**Problem statement:** Tally how many lines in the data below include "view", then please reply with only that figure.

Source data:
◆ ◆ ◆

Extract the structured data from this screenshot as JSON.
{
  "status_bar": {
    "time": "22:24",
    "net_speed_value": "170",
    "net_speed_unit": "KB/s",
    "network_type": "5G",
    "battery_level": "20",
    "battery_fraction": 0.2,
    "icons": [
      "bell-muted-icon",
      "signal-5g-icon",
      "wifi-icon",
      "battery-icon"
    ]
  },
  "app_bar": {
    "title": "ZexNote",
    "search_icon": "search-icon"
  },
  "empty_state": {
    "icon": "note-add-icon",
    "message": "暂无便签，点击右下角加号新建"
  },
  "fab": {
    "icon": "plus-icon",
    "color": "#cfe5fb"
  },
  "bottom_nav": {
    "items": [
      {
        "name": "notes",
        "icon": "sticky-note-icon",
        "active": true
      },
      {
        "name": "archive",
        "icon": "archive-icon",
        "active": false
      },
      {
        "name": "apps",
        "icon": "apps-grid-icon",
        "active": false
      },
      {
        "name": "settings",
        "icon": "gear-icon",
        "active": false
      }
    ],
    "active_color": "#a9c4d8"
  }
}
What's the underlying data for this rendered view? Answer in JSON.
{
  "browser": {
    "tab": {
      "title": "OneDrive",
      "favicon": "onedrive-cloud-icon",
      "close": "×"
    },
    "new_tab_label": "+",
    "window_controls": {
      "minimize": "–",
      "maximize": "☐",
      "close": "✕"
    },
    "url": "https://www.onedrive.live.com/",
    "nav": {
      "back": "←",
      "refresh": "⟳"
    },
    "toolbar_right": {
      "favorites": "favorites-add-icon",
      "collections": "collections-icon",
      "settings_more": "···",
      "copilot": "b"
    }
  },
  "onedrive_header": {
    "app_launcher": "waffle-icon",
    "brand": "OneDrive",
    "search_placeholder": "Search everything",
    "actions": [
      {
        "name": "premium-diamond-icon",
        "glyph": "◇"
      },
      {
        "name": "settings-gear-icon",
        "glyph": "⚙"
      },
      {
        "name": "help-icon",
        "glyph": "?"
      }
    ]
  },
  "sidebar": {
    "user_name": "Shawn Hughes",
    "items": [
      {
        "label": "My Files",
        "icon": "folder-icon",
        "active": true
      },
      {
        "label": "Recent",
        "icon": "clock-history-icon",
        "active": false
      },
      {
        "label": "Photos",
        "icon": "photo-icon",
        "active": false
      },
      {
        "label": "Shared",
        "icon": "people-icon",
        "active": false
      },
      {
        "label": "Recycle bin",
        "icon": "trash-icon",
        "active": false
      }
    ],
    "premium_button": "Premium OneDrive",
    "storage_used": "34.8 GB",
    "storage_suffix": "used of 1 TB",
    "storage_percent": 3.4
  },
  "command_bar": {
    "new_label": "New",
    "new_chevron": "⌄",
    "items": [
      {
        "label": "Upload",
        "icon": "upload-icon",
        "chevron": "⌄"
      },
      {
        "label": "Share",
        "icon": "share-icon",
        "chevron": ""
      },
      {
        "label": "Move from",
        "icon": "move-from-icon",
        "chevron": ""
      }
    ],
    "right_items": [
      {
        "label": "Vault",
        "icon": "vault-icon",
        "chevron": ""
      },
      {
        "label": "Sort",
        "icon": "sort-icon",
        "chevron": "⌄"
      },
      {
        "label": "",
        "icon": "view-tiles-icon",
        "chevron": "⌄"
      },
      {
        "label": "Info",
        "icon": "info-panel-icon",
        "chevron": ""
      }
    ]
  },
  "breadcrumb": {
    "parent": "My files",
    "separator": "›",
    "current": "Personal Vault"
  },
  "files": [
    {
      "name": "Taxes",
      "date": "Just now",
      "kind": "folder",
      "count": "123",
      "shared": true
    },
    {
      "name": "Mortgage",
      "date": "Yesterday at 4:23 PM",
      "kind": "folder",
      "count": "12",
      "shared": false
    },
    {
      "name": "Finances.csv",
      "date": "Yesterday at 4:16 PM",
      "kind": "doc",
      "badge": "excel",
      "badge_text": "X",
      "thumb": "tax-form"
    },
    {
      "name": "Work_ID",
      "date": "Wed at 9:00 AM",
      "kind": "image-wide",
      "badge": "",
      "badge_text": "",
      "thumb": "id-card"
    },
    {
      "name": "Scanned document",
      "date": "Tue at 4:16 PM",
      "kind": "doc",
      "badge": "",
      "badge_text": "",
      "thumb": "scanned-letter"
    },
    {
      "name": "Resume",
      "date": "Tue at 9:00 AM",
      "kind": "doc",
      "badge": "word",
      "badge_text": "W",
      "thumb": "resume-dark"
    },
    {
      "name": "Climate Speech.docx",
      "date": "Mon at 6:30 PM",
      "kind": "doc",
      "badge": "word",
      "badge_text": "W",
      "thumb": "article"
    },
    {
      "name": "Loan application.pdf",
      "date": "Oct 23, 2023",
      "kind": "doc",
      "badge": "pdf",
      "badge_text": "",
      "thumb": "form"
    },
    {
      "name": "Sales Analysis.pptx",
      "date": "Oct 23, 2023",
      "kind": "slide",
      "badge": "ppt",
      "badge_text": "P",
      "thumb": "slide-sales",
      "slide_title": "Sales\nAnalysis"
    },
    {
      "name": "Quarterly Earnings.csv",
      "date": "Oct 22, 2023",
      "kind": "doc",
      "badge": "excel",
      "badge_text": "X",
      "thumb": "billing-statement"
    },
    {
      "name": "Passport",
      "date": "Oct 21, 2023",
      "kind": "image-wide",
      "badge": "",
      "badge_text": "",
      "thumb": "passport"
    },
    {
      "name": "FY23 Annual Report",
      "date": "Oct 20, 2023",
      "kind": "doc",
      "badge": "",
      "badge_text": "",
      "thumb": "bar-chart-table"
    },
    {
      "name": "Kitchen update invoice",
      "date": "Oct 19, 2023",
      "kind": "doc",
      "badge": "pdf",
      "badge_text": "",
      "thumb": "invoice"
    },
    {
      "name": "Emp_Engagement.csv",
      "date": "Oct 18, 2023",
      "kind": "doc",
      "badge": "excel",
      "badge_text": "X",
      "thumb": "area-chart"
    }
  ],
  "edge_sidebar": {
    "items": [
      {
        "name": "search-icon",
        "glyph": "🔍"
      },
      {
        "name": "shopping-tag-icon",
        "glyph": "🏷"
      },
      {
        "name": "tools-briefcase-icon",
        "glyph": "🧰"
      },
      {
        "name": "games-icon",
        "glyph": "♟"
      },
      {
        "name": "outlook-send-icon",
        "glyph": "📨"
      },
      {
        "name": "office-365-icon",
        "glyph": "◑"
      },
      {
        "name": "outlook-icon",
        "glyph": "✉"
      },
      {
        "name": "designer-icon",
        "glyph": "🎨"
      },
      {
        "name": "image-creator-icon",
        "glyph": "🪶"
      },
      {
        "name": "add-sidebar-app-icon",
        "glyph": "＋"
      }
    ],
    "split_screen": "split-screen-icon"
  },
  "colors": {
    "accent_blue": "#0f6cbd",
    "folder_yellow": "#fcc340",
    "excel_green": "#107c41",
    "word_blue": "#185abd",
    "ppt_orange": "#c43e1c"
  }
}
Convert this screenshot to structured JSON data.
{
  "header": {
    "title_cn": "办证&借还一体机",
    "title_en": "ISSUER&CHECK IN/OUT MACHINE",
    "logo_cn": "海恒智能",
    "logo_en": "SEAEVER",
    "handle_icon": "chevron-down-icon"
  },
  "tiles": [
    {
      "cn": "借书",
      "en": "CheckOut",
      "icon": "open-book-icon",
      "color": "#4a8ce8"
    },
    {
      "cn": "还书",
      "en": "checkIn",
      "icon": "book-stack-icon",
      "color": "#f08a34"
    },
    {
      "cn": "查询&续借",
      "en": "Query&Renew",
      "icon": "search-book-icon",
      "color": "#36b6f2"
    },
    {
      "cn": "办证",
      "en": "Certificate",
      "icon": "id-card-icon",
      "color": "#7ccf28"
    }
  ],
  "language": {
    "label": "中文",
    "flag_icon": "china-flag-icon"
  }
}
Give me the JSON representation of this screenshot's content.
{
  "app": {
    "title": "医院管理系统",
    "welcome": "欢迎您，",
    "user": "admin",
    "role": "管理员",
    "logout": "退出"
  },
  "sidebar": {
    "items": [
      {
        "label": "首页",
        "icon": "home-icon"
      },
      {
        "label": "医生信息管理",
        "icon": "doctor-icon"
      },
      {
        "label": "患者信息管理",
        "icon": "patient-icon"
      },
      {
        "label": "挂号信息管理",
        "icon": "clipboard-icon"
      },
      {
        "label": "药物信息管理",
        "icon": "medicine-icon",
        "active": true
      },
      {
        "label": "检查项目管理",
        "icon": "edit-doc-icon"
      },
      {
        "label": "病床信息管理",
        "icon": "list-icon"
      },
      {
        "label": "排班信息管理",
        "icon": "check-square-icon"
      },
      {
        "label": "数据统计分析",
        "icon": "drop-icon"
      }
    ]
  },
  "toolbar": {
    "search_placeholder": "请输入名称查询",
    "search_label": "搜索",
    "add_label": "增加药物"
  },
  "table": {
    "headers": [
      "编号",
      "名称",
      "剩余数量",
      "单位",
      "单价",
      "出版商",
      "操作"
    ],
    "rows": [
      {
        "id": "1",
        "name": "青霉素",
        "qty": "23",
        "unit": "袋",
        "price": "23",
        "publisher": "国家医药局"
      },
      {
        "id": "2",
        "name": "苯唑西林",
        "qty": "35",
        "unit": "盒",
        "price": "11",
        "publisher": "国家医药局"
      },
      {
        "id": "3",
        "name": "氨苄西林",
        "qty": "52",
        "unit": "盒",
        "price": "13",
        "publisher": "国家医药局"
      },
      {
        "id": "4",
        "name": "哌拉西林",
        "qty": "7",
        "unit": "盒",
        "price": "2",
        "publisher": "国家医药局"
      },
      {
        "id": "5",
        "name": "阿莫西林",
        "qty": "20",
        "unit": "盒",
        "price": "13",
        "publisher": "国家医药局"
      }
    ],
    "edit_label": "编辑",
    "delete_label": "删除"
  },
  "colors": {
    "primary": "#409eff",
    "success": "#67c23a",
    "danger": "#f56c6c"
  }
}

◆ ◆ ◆

**Solution to this task:** 2